### THE PROBLEM
Lift out all lines below that contain "Enviar".

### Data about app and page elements

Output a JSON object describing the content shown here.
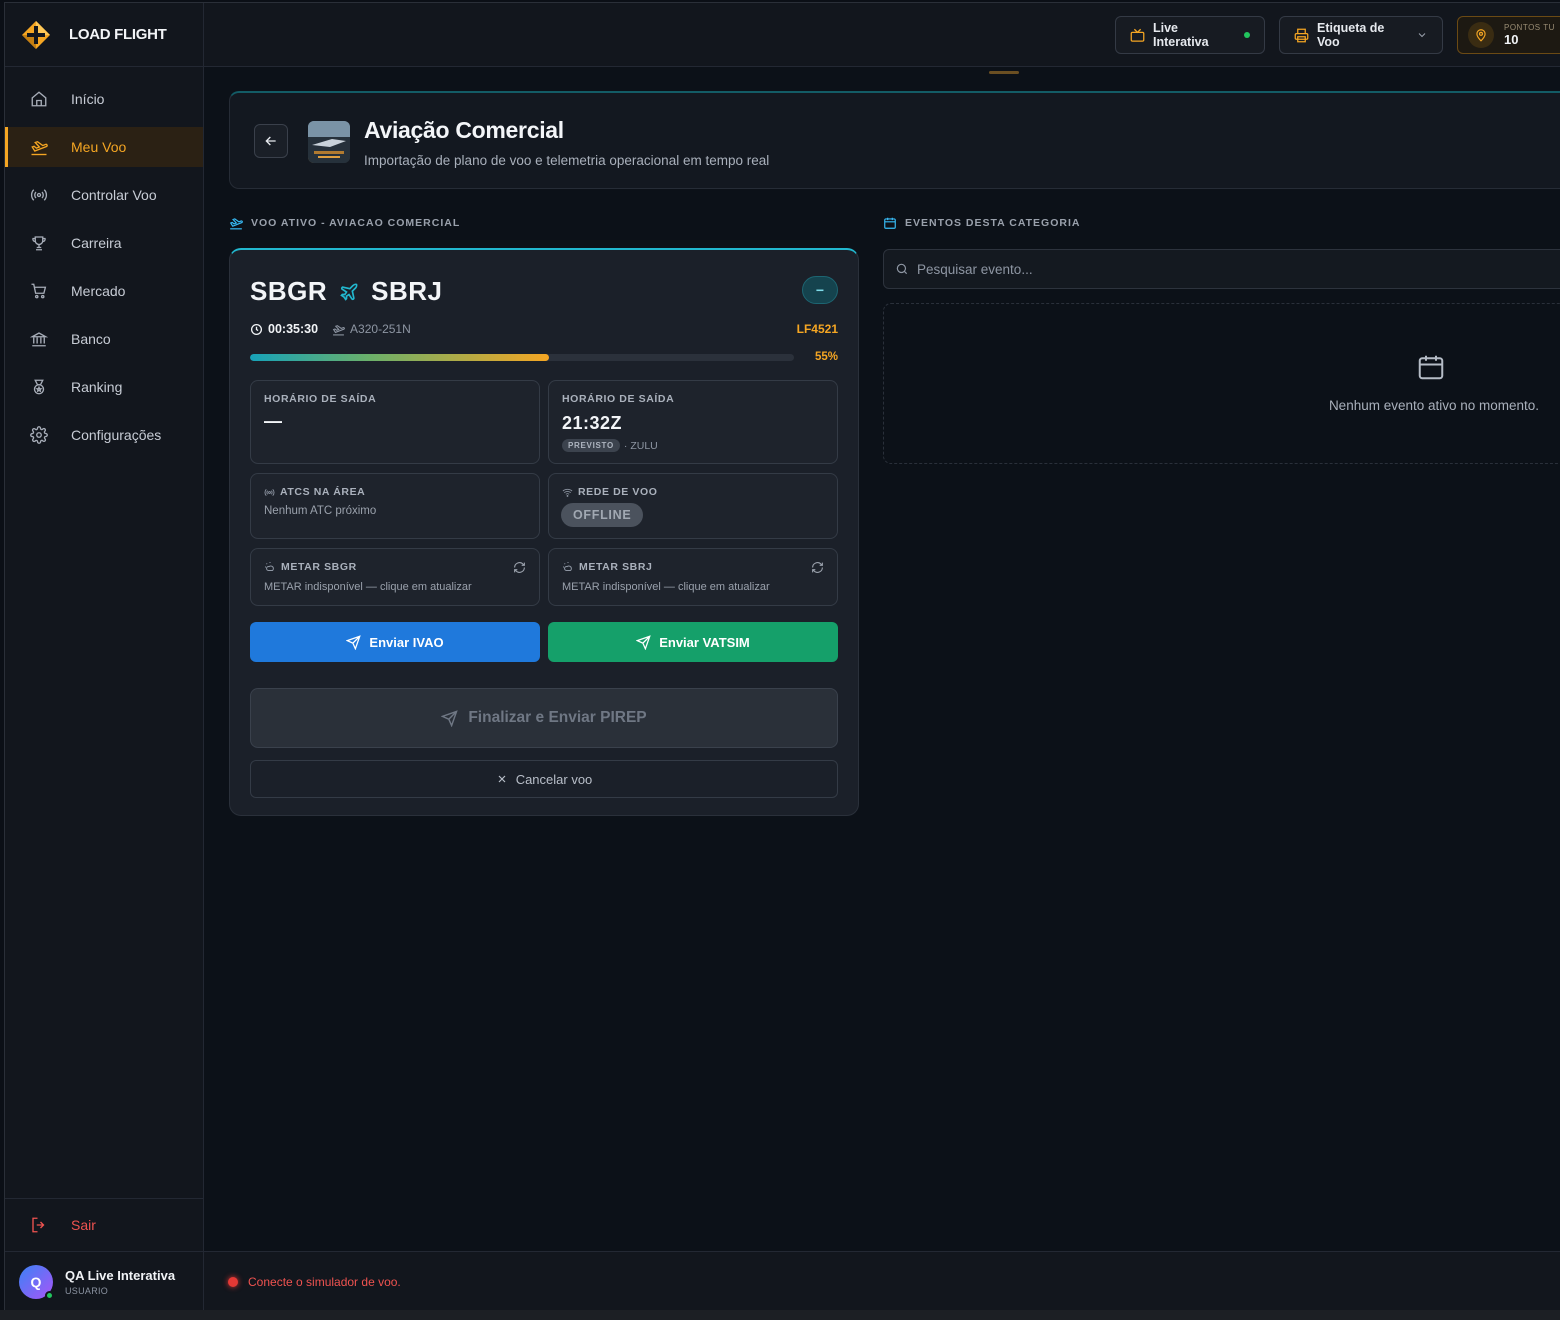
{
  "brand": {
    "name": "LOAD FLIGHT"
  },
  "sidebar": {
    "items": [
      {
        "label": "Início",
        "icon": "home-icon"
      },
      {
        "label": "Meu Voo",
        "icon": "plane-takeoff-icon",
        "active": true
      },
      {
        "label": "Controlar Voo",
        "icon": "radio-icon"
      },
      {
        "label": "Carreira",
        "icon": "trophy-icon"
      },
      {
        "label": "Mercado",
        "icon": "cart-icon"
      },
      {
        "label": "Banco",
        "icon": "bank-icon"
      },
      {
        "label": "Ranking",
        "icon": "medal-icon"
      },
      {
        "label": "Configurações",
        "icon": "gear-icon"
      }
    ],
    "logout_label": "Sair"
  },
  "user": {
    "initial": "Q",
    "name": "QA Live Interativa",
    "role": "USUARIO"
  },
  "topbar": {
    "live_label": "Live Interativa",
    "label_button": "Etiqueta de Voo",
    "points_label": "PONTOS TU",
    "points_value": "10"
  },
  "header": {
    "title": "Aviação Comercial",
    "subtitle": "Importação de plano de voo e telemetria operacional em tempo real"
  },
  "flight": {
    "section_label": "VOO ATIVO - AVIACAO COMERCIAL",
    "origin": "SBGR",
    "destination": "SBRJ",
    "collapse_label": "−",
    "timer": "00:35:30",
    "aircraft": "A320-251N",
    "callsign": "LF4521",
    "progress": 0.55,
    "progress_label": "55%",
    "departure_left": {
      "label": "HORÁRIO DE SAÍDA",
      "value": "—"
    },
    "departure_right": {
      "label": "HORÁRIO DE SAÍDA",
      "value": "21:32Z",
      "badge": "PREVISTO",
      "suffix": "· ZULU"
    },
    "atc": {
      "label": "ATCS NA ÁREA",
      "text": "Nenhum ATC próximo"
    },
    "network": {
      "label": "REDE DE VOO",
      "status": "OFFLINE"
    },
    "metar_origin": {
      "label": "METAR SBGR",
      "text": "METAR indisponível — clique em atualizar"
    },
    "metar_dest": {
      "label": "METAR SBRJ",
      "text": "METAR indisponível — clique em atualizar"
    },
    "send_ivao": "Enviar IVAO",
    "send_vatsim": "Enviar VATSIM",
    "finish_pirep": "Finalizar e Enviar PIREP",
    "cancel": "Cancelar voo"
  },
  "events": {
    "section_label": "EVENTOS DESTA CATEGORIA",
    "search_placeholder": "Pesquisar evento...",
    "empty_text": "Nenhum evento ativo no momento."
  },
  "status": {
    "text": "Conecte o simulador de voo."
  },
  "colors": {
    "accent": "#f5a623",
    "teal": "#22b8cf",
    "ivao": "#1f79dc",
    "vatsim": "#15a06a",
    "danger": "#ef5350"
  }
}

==

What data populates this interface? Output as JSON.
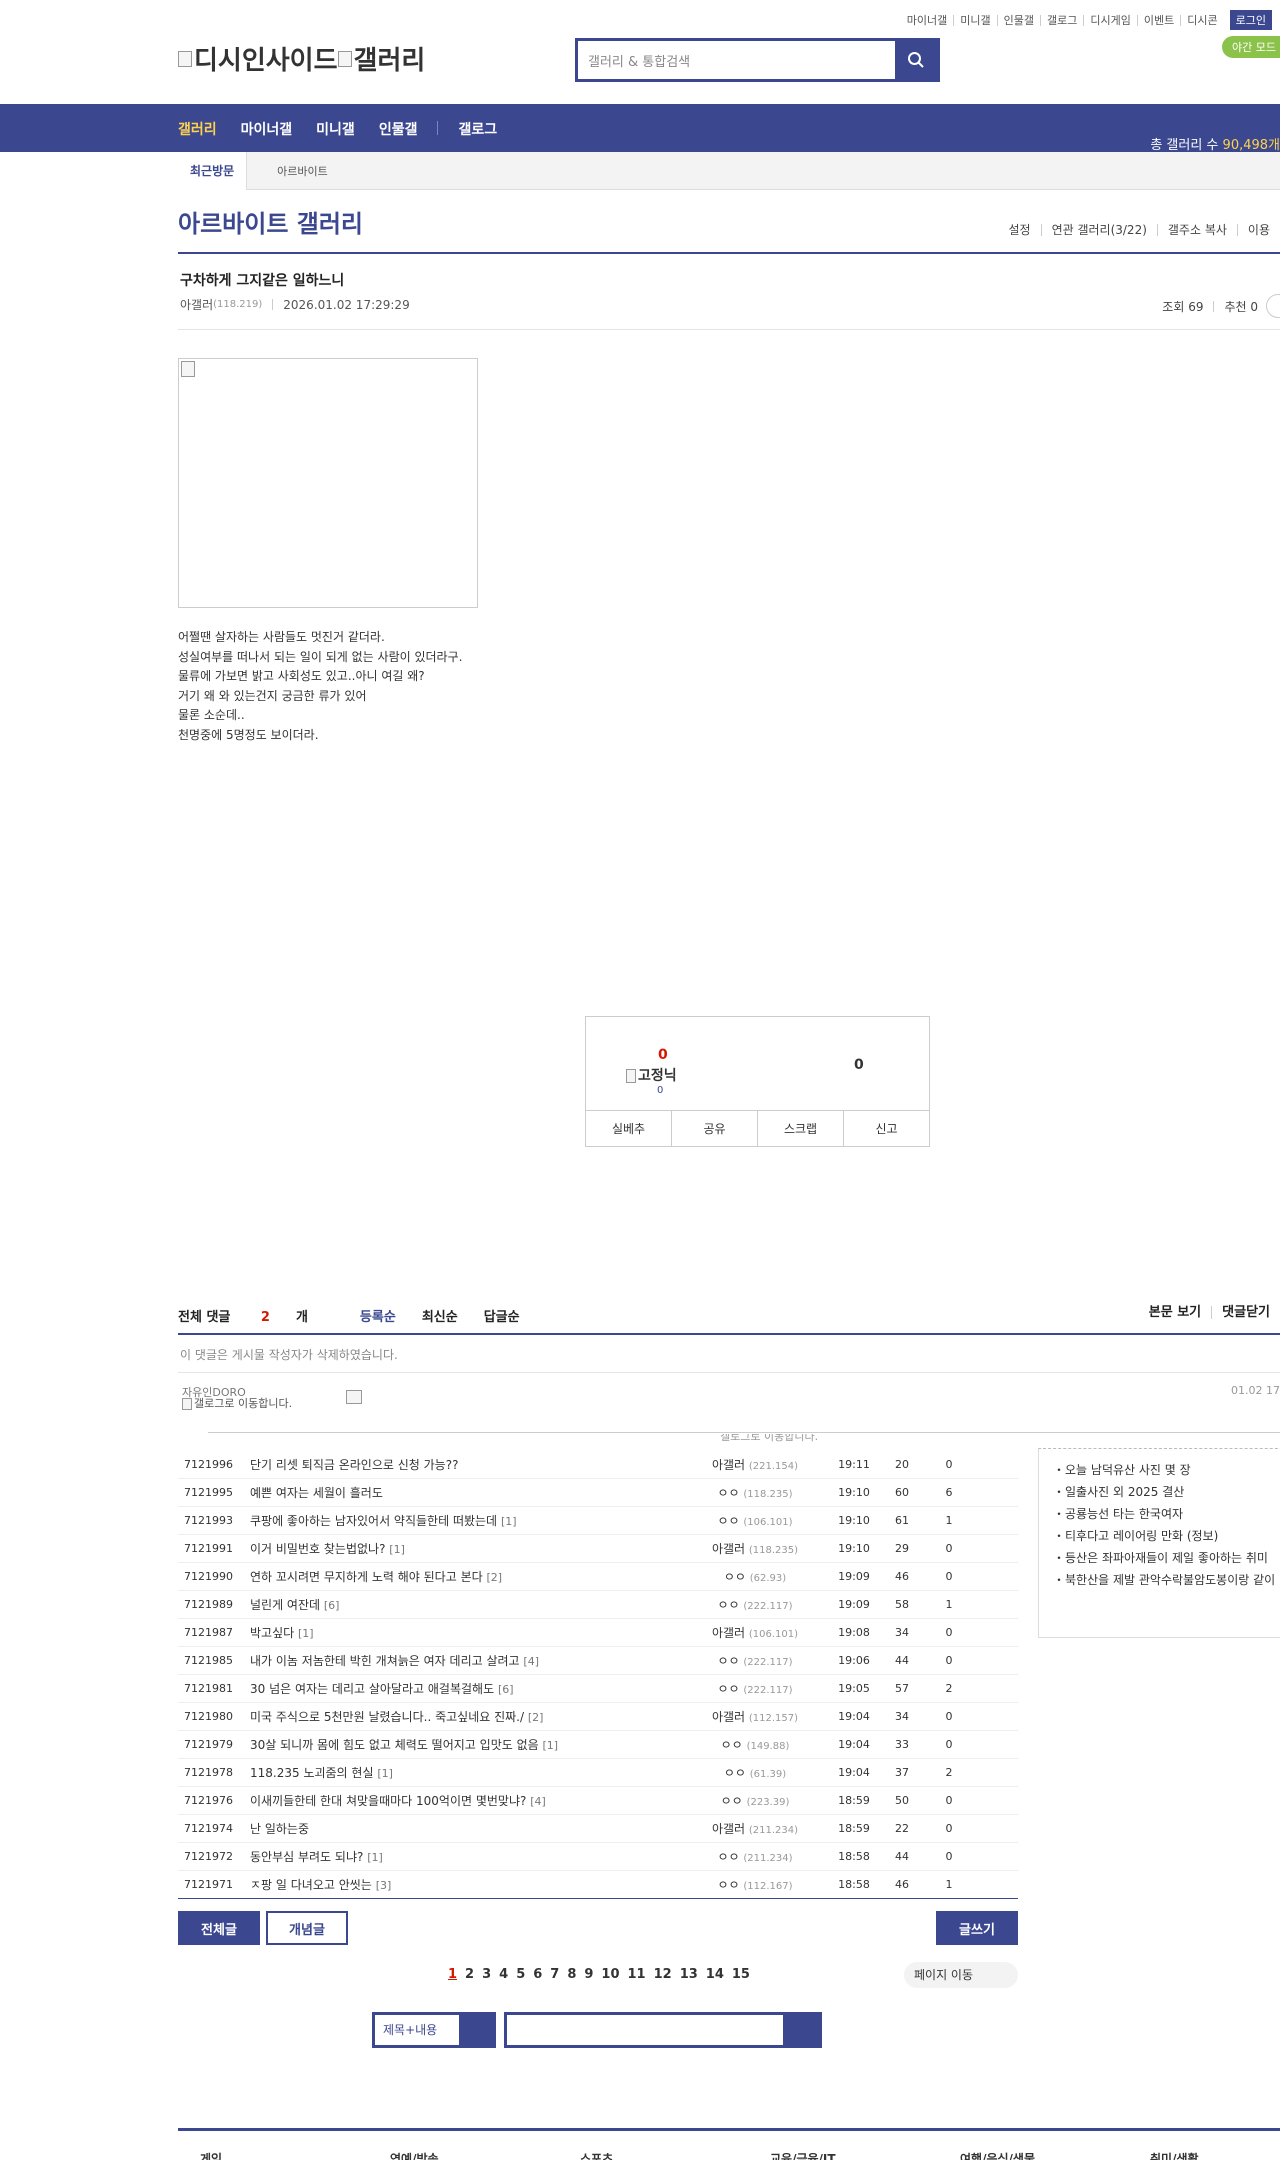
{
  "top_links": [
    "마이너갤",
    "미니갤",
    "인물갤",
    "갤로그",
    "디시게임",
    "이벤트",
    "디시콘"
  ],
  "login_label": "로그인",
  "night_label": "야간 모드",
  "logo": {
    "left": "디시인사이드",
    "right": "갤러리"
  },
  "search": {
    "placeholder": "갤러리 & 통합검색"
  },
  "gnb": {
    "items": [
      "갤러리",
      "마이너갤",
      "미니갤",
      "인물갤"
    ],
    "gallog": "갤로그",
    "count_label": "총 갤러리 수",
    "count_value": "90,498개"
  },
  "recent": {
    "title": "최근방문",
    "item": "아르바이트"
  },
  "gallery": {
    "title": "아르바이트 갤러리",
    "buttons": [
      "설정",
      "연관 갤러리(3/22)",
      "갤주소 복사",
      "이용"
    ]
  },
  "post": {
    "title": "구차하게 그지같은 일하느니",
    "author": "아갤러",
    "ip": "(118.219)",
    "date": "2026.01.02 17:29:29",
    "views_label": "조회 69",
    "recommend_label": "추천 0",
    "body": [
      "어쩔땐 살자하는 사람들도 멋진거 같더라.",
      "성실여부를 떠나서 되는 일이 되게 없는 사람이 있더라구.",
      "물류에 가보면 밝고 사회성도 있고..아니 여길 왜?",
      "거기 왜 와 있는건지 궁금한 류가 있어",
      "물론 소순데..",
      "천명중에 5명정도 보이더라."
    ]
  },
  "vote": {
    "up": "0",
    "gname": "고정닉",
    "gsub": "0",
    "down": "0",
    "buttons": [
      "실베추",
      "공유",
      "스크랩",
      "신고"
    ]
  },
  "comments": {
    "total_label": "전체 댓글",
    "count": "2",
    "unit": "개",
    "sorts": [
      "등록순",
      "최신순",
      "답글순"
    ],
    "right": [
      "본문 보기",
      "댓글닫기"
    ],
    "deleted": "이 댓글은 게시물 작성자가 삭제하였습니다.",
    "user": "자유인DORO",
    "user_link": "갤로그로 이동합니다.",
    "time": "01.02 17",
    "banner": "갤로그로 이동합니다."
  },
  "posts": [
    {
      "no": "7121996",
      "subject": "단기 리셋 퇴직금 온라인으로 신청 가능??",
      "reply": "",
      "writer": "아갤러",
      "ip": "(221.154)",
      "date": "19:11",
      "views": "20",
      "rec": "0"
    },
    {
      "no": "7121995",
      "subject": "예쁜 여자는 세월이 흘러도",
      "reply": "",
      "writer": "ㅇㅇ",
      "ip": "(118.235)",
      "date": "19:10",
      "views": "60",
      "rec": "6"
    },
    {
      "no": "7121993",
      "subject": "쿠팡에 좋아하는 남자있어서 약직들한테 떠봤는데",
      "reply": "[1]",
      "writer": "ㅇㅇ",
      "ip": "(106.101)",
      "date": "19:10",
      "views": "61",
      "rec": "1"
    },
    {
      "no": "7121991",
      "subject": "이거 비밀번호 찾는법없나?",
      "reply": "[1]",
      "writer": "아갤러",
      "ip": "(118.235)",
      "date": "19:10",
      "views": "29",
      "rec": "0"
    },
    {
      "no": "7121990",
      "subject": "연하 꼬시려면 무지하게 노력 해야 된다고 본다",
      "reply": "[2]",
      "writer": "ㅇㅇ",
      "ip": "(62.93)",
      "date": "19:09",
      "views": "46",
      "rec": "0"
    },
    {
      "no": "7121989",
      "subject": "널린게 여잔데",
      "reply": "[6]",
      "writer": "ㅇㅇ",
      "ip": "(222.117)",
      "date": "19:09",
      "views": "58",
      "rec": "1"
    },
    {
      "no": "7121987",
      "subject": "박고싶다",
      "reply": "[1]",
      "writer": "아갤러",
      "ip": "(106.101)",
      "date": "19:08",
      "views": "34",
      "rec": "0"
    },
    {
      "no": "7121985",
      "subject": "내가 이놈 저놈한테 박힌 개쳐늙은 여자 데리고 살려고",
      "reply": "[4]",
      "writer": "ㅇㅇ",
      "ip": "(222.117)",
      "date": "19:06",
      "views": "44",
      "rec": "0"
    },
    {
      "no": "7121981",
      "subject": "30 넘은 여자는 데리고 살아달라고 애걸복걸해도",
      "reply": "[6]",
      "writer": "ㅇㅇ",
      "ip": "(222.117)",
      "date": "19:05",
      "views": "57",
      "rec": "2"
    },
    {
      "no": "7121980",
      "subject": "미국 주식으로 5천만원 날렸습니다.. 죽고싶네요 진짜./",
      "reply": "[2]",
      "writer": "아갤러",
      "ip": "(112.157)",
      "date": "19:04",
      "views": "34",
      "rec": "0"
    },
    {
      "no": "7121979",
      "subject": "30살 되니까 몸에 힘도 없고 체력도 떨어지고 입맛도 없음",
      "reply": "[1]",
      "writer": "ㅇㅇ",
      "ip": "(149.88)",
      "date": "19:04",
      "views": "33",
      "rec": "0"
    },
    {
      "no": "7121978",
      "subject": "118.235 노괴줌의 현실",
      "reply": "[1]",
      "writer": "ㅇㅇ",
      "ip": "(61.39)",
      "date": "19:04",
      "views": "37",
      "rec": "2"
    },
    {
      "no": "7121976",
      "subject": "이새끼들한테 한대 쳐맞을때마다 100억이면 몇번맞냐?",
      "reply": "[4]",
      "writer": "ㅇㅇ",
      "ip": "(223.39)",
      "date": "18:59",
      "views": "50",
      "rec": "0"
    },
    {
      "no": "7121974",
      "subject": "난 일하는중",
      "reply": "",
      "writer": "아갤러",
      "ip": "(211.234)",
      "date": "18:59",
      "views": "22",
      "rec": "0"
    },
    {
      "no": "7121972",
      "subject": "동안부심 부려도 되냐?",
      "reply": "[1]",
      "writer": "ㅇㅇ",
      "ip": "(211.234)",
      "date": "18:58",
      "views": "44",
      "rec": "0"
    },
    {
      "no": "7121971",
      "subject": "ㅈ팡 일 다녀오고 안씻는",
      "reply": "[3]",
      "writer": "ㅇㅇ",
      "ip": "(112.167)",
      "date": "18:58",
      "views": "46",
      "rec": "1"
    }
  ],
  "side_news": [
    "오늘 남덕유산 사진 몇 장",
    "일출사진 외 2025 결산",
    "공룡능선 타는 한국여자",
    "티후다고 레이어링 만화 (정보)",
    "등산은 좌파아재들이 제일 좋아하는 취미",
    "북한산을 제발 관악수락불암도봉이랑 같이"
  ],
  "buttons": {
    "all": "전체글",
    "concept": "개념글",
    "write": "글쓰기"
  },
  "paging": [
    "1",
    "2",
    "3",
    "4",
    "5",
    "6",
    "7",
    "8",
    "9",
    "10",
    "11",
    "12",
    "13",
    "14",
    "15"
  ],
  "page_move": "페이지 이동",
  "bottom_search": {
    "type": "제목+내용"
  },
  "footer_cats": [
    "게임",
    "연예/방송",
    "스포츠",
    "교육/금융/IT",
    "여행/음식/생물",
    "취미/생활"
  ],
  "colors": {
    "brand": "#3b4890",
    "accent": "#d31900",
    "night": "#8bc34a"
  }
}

### FINISHED TASK
    "send_ivao": "Enviar IVAO",
    "send_vatsim": "Enviar VATSIM",
    "finish_pirep": "Finalizar e Enviar PIREP",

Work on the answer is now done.